|EP2261373A2||Jan 16, 1998||Dec 15, 2010||Maxygen Inc.||Evolution of whole cells and organisms by recursive sequence recombination|
|U.S. Classification||800/277, 800/304, 435/453, 800/320.2, 435/421|
|International Classification||A01H1/02, C12N5/14, A01H4/00|
|Cooperative Classification||A01H4/00, C12N5/14, A01H1/02|
|European Classification||A01H4/00, C12N5/14, A01H1/02|
|Nov 1, 1988||AS||Assignment|
Owner name: MITSUBISHI KASEI CORPORATION
Free format text: CHANGE OF NAME;ASSIGNOR:MITSUBISHI CHEMICAL INDUSTRIES LIMITED;REEL/FRAME:005004/0736
Effective date: 19880601
Owner name: MITSUBISHI KASEI CORPORATION, JAPAN
Free format text: CHANGE OF NAME;ASSIGNOR:MITSUBISHI CHEMICAL INDUSTRIES LIMITED;REEL/FRAME:005004/0736
Effective date: 19880601
|Sep 1, 1992||AS||Assignment|
Owner name: MITSUBISHI CHEMICALS INDUSTRIES LIMITED, JAPAN
Free format text: ASSIGNMENT OF ASSIGNORS INTEREST.;ASSIGNORS:SHIMAMOTO, KO;WATANABE, JUNKO;TERADA, RIE;AND OTHERS;REEL/FRAME:006251/0602
Effective date: 19871026
|Apr 5, 1994||CC||Certificate of correction|
|Jan 31, 1997||FPAY||Fee payment|
Year of fee payment: 4
|May 1, 2001||REMI||Maintenance fee reminder mailed|
|Oct 5, 2001||LAPS||Lapse for failure to pay maintenance fees|

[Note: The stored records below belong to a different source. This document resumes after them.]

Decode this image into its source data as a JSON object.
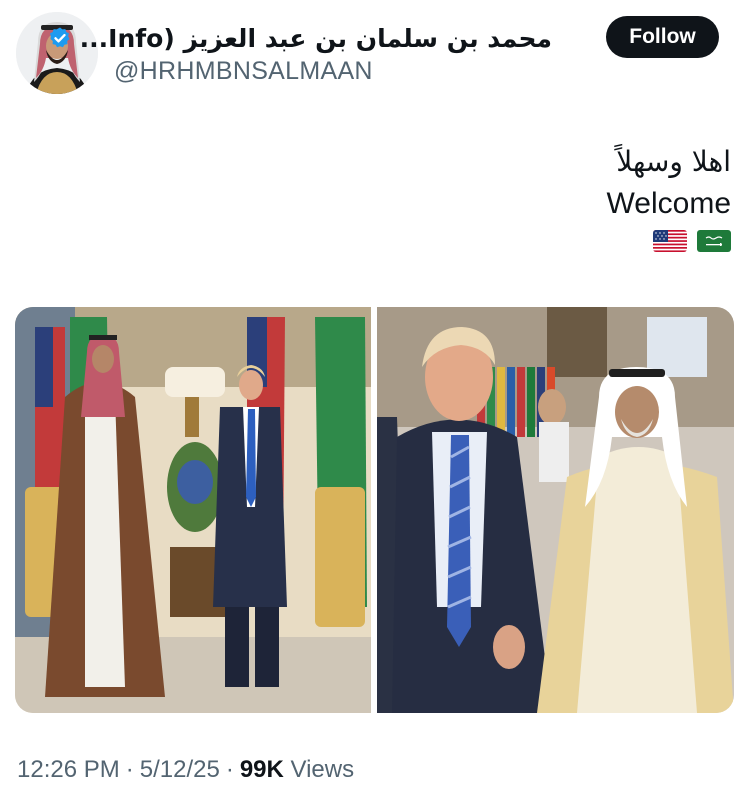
{
  "author": {
    "display_name": "محمد بن سلمان بن عبد العزيز (Info...",
    "handle": "@HRHMBNSALMAAN",
    "verified": true,
    "verified_color": "#1d9bf0",
    "avatar_icon": "profile-photo"
  },
  "actions": {
    "follow_label": "Follow"
  },
  "tweet": {
    "text_ar": "اهلا وسهلاً",
    "text_en": "Welcome",
    "flags": [
      "flag-usa",
      "flag-saudi-arabia"
    ]
  },
  "media": {
    "photos": [
      "photo-left",
      "photo-right"
    ]
  },
  "meta": {
    "time": "12:26 PM",
    "date": "5/12/25",
    "views_count": "99K",
    "views_label": "Views",
    "separator": "·"
  }
}
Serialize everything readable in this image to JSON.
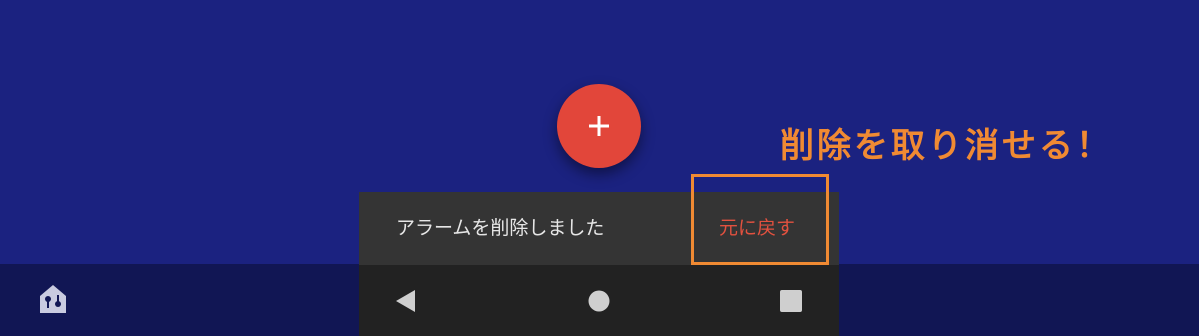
{
  "fab": {
    "icon": "plus-icon",
    "color": "#e2463a"
  },
  "annotation": {
    "text": "削除を取り消せる！",
    "color": "#f08a33"
  },
  "snackbar": {
    "message": "アラームを削除しました",
    "action_label": "元に戻す",
    "action_color": "#e2513f"
  },
  "bottom_bar": {
    "app_icon": "home-icon"
  },
  "navigation": {
    "back": "back-icon",
    "home": "home-circle-icon",
    "recents": "recents-icon"
  },
  "colors": {
    "background": "#1b2280",
    "bottom_bar": "#111654",
    "snackbar": "#343434",
    "nav_bar": "#222222",
    "highlight": "#f08a33"
  }
}
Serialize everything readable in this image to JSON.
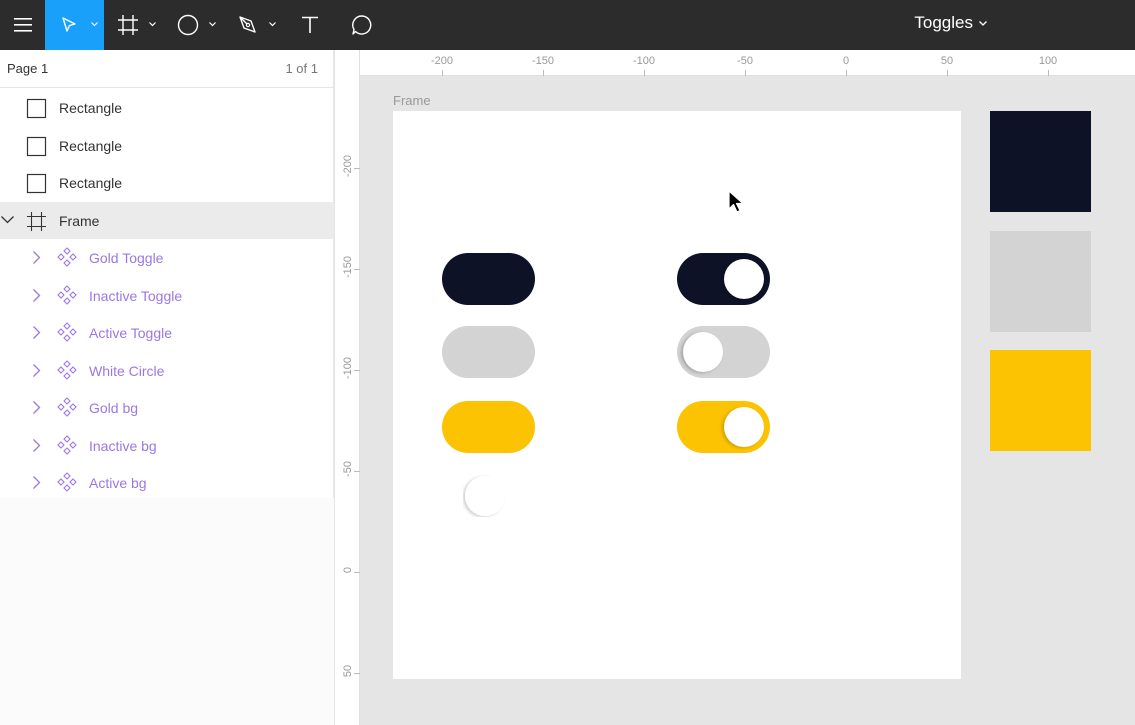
{
  "toolbar": {
    "doc_title": "Toggles",
    "icons": [
      "menu-icon",
      "move-icon",
      "frame-icon",
      "ellipse-icon",
      "pen-icon",
      "text-icon",
      "comment-icon"
    ],
    "accent": "#18a0fb"
  },
  "pages": {
    "current": "Page 1",
    "count": "1 of 1"
  },
  "layers": [
    {
      "label": "Rectangle",
      "kind": "rectangle"
    },
    {
      "label": "Rectangle",
      "kind": "rectangle"
    },
    {
      "label": "Rectangle",
      "kind": "rectangle"
    },
    {
      "label": "Frame",
      "kind": "frame",
      "selected": true,
      "expanded": true
    },
    {
      "label": "Gold Toggle",
      "kind": "component"
    },
    {
      "label": "Inactive Toggle",
      "kind": "component"
    },
    {
      "label": "Active Toggle",
      "kind": "component"
    },
    {
      "label": "White Circle",
      "kind": "component"
    },
    {
      "label": "Gold bg",
      "kind": "component"
    },
    {
      "label": "Inactive bg",
      "kind": "component"
    },
    {
      "label": "Active bg",
      "kind": "component"
    }
  ],
  "ruler": {
    "horizontal": [
      "-200",
      "-150",
      "-100",
      "-50",
      "0",
      "50",
      "100"
    ],
    "vertical": [
      "-200",
      "-150",
      "-100",
      "-50",
      "0",
      "50"
    ]
  },
  "canvas": {
    "frame_label": "Frame",
    "colors": {
      "dark": "#0e1226",
      "gray": "#d3d3d3",
      "gold": "#fcc302",
      "white": "#ffffff",
      "component": "#9b77e3"
    }
  }
}
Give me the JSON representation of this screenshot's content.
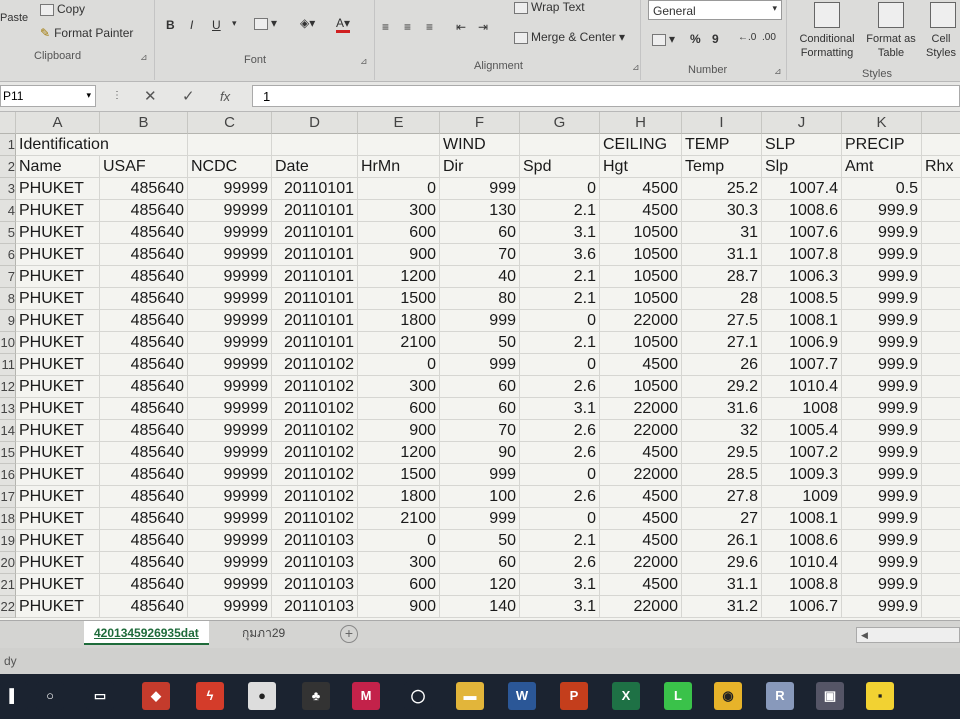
{
  "ribbon": {
    "paste": "Paste",
    "copy": "Copy",
    "format_painter": "Format Painter",
    "clipboard": "Clipboard",
    "font": "Font",
    "bold": "B",
    "italic": "I",
    "underline": "U",
    "font_color": "A",
    "wrap_text": "Wrap Text",
    "merge_center": "Merge & Center",
    "alignment": "Alignment",
    "number_format": "General",
    "percent": "%",
    "comma": "9",
    "number": "Number",
    "conditional_formatting": "Conditional Formatting",
    "format_as_table": "Format as Table",
    "cell_styles": "Cell Styles",
    "styles": "Styles"
  },
  "formula_bar": {
    "name_box": "P11",
    "fx": "fx",
    "value": "1"
  },
  "columns": [
    "A",
    "B",
    "C",
    "D",
    "E",
    "F",
    "G",
    "H",
    "I",
    "J",
    "K"
  ],
  "rows": [
    "1",
    "2",
    "3",
    "4",
    "5",
    "6",
    "7",
    "8",
    "9",
    "10",
    "11",
    "12",
    "13",
    "14",
    "15",
    "16",
    "17",
    "18",
    "19",
    "20",
    "21",
    "22"
  ],
  "header_row1": {
    "A": "Identification",
    "F": "WIND",
    "H": "CEILING",
    "I": "TEMP",
    "J": "SLP",
    "K": "PRECIP"
  },
  "header_row2": {
    "A": "Name",
    "B": "USAF",
    "C": "NCDC",
    "D": "Date",
    "E": "HrMn",
    "F": "Dir",
    "G": "Spd",
    "H": "Hgt",
    "I": "Temp",
    "J": "Slp",
    "K": "Amt",
    "L": "Rhx"
  },
  "data_rows": [
    [
      "PHUKET",
      "485640",
      "99999",
      "20110101",
      "0",
      "999",
      "0",
      "4500",
      "25.2",
      "1007.4",
      "0.5"
    ],
    [
      "PHUKET",
      "485640",
      "99999",
      "20110101",
      "300",
      "130",
      "2.1",
      "4500",
      "30.3",
      "1008.6",
      "999.9"
    ],
    [
      "PHUKET",
      "485640",
      "99999",
      "20110101",
      "600",
      "60",
      "3.1",
      "10500",
      "31",
      "1007.6",
      "999.9"
    ],
    [
      "PHUKET",
      "485640",
      "99999",
      "20110101",
      "900",
      "70",
      "3.6",
      "10500",
      "31.1",
      "1007.8",
      "999.9"
    ],
    [
      "PHUKET",
      "485640",
      "99999",
      "20110101",
      "1200",
      "40",
      "2.1",
      "10500",
      "28.7",
      "1006.3",
      "999.9"
    ],
    [
      "PHUKET",
      "485640",
      "99999",
      "20110101",
      "1500",
      "80",
      "2.1",
      "10500",
      "28",
      "1008.5",
      "999.9"
    ],
    [
      "PHUKET",
      "485640",
      "99999",
      "20110101",
      "1800",
      "999",
      "0",
      "22000",
      "27.5",
      "1008.1",
      "999.9"
    ],
    [
      "PHUKET",
      "485640",
      "99999",
      "20110101",
      "2100",
      "50",
      "2.1",
      "10500",
      "27.1",
      "1006.9",
      "999.9"
    ],
    [
      "PHUKET",
      "485640",
      "99999",
      "20110102",
      "0",
      "999",
      "0",
      "4500",
      "26",
      "1007.7",
      "999.9"
    ],
    [
      "PHUKET",
      "485640",
      "99999",
      "20110102",
      "300",
      "60",
      "2.6",
      "10500",
      "29.2",
      "1010.4",
      "999.9"
    ],
    [
      "PHUKET",
      "485640",
      "99999",
      "20110102",
      "600",
      "60",
      "3.1",
      "22000",
      "31.6",
      "1008",
      "999.9"
    ],
    [
      "PHUKET",
      "485640",
      "99999",
      "20110102",
      "900",
      "70",
      "2.6",
      "22000",
      "32",
      "1005.4",
      "999.9"
    ],
    [
      "PHUKET",
      "485640",
      "99999",
      "20110102",
      "1200",
      "90",
      "2.6",
      "4500",
      "29.5",
      "1007.2",
      "999.9"
    ],
    [
      "PHUKET",
      "485640",
      "99999",
      "20110102",
      "1500",
      "999",
      "0",
      "22000",
      "28.5",
      "1009.3",
      "999.9"
    ],
    [
      "PHUKET",
      "485640",
      "99999",
      "20110102",
      "1800",
      "100",
      "2.6",
      "4500",
      "27.8",
      "1009",
      "999.9"
    ],
    [
      "PHUKET",
      "485640",
      "99999",
      "20110102",
      "2100",
      "999",
      "0",
      "4500",
      "27",
      "1008.1",
      "999.9"
    ],
    [
      "PHUKET",
      "485640",
      "99999",
      "20110103",
      "0",
      "50",
      "2.1",
      "4500",
      "26.1",
      "1008.6",
      "999.9"
    ],
    [
      "PHUKET",
      "485640",
      "99999",
      "20110103",
      "300",
      "60",
      "2.6",
      "22000",
      "29.6",
      "1010.4",
      "999.9"
    ],
    [
      "PHUKET",
      "485640",
      "99999",
      "20110103",
      "600",
      "120",
      "3.1",
      "4500",
      "31.1",
      "1008.8",
      "999.9"
    ],
    [
      "PHUKET",
      "485640",
      "99999",
      "20110103",
      "900",
      "140",
      "3.1",
      "22000",
      "31.2",
      "1006.7",
      "999.9"
    ]
  ],
  "sheets": {
    "active": "4201345926935dat",
    "other": "กุมภา29",
    "add": "+"
  },
  "status": "dy",
  "taskbar_icons": [
    "start-icon",
    "search-icon",
    "task-view-icon",
    "app-red-icon",
    "app-flash-icon",
    "app-record-icon",
    "app-game-icon",
    "app-mega-icon",
    "app-circle-icon",
    "file-explorer-icon",
    "word-icon",
    "powerpoint-icon",
    "excel-icon",
    "line-icon",
    "chrome-icon",
    "app-r-icon",
    "app-photo-icon",
    "sticky-notes-icon"
  ]
}
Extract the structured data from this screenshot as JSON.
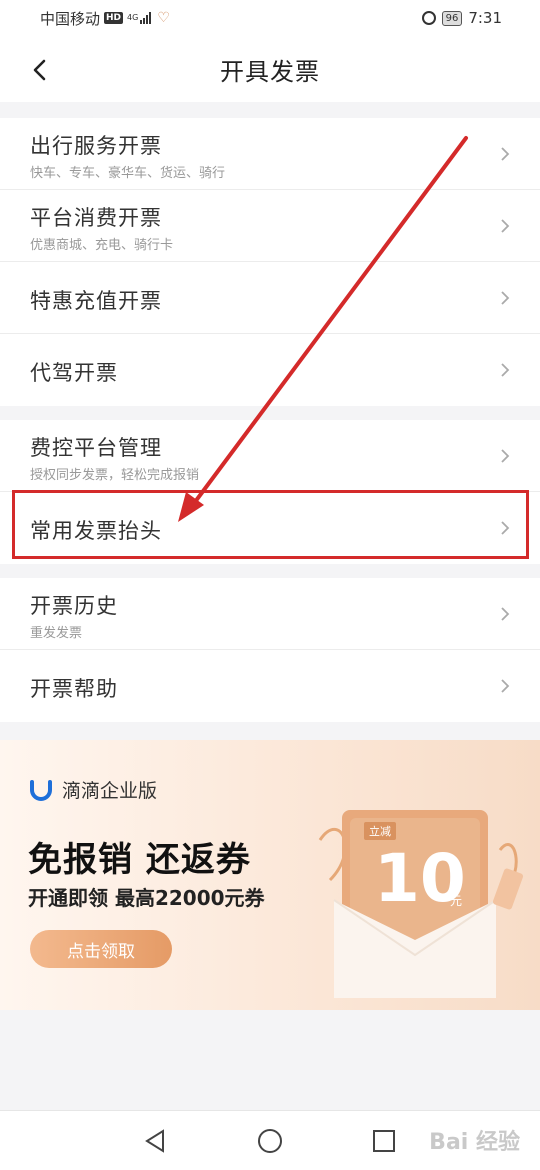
{
  "status_bar": {
    "carrier": "中国移动",
    "hd_badge": "HD",
    "network": "4G",
    "battery": "96",
    "time": "7:31"
  },
  "header": {
    "title": "开具发票"
  },
  "groups": [
    {
      "items": [
        {
          "title": "出行服务开票",
          "subtitle": "快车、专车、豪华车、货运、骑行"
        },
        {
          "title": "平台消费开票",
          "subtitle": "优惠商城、充电、骑行卡"
        },
        {
          "title": "特惠充值开票",
          "subtitle": ""
        },
        {
          "title": "代驾开票",
          "subtitle": ""
        }
      ]
    },
    {
      "items": [
        {
          "title": "费控平台管理",
          "subtitle": "授权同步发票，轻松完成报销"
        },
        {
          "title": "常用发票抬头",
          "subtitle": ""
        }
      ]
    },
    {
      "items": [
        {
          "title": "开票历史",
          "subtitle": "重发发票"
        },
        {
          "title": "开票帮助",
          "subtitle": ""
        }
      ]
    }
  ],
  "promo": {
    "brand": "滴滴企业版",
    "headline": "免报销 还返券",
    "subline": "开通即领 最高22000元券",
    "cta": "点击领取",
    "coupon_label": "立减",
    "coupon_value": "10",
    "coupon_unit": "元"
  },
  "watermark": "Bai 经验",
  "colors": {
    "accent": "#e59b66",
    "highlight": "#d42a2a",
    "annotation_arrow": "#d42a2a"
  }
}
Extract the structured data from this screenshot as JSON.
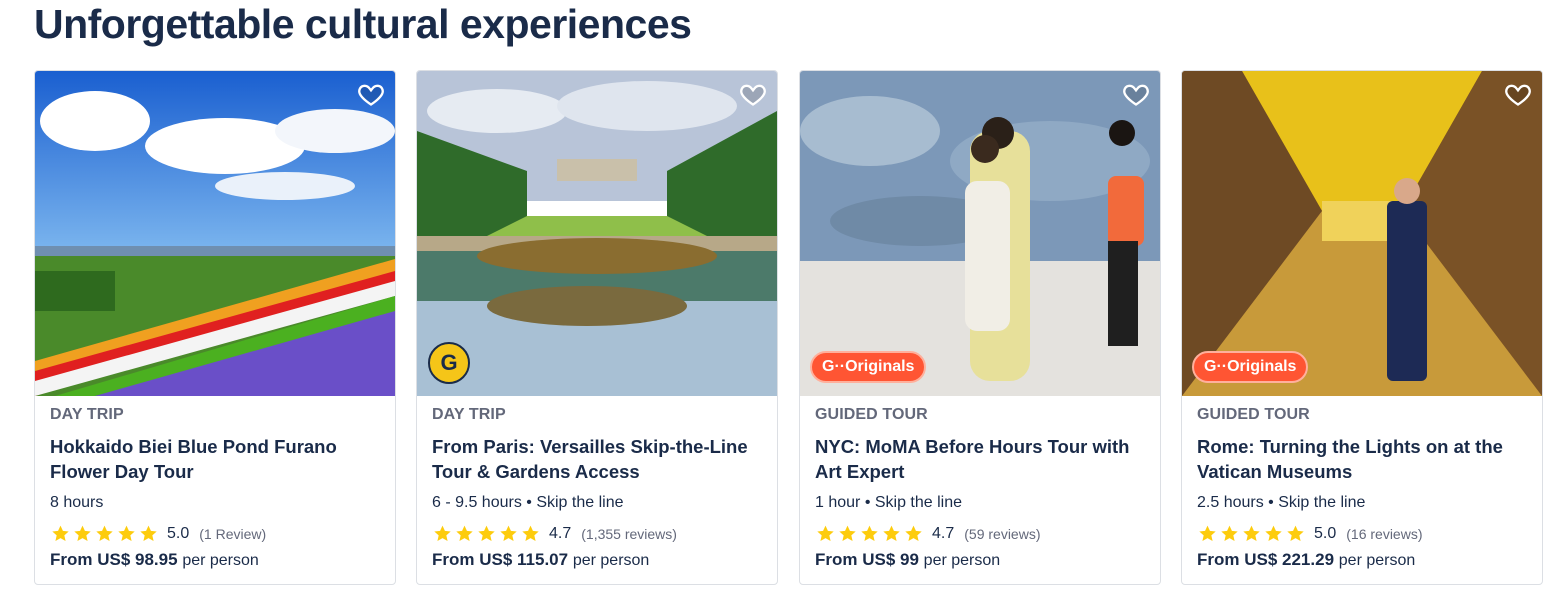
{
  "section": {
    "title": "Unforgettable cultural experiences"
  },
  "cards": [
    {
      "category": "DAY TRIP",
      "title": "Hokkaido Biei Blue Pond Furano Flower Day Tour",
      "meta": "8 hours",
      "rating": "5.0",
      "stars": 5,
      "reviews": "(1 Review)",
      "price_prefix": "From",
      "price": "US$ 98.95",
      "price_suffix": "per person",
      "badge": null
    },
    {
      "category": "DAY TRIP",
      "title": "From Paris: Versailles Skip-the-Line Tour & Gardens Access",
      "meta": "6 - 9.5 hours • Skip the line",
      "rating": "4.7",
      "stars": 5,
      "reviews": "(1,355 reviews)",
      "price_prefix": "From",
      "price": "US$ 115.07",
      "price_suffix": "per person",
      "badge": "G"
    },
    {
      "category": "GUIDED TOUR",
      "title": "NYC: MoMA Before Hours Tour with Art Expert",
      "meta": "1 hour • Skip the line",
      "rating": "4.7",
      "stars": 5,
      "reviews": "(59 reviews)",
      "price_prefix": "From",
      "price": "US$ 99",
      "price_suffix": "per person",
      "badge": "G··Originals"
    },
    {
      "category": "GUIDED TOUR",
      "title": "Rome: Turning the Lights on at the Vatican Museums",
      "meta": "2.5 hours • Skip the line",
      "rating": "5.0",
      "stars": 5,
      "reviews": "(16 reviews)",
      "price_prefix": "From",
      "price": "US$ 221.29",
      "price_suffix": "per person",
      "badge": "G··Originals"
    }
  ],
  "icons": {
    "wishlist": "heart-outline-icon",
    "star": "star-icon"
  },
  "colors": {
    "star": "#fdcc0d",
    "originals": "#ff5533",
    "text": "#1a2b49"
  }
}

|Dec 11, 2001||FP||Expired due to failure to pay maintenance fee|
Effective date: 20011005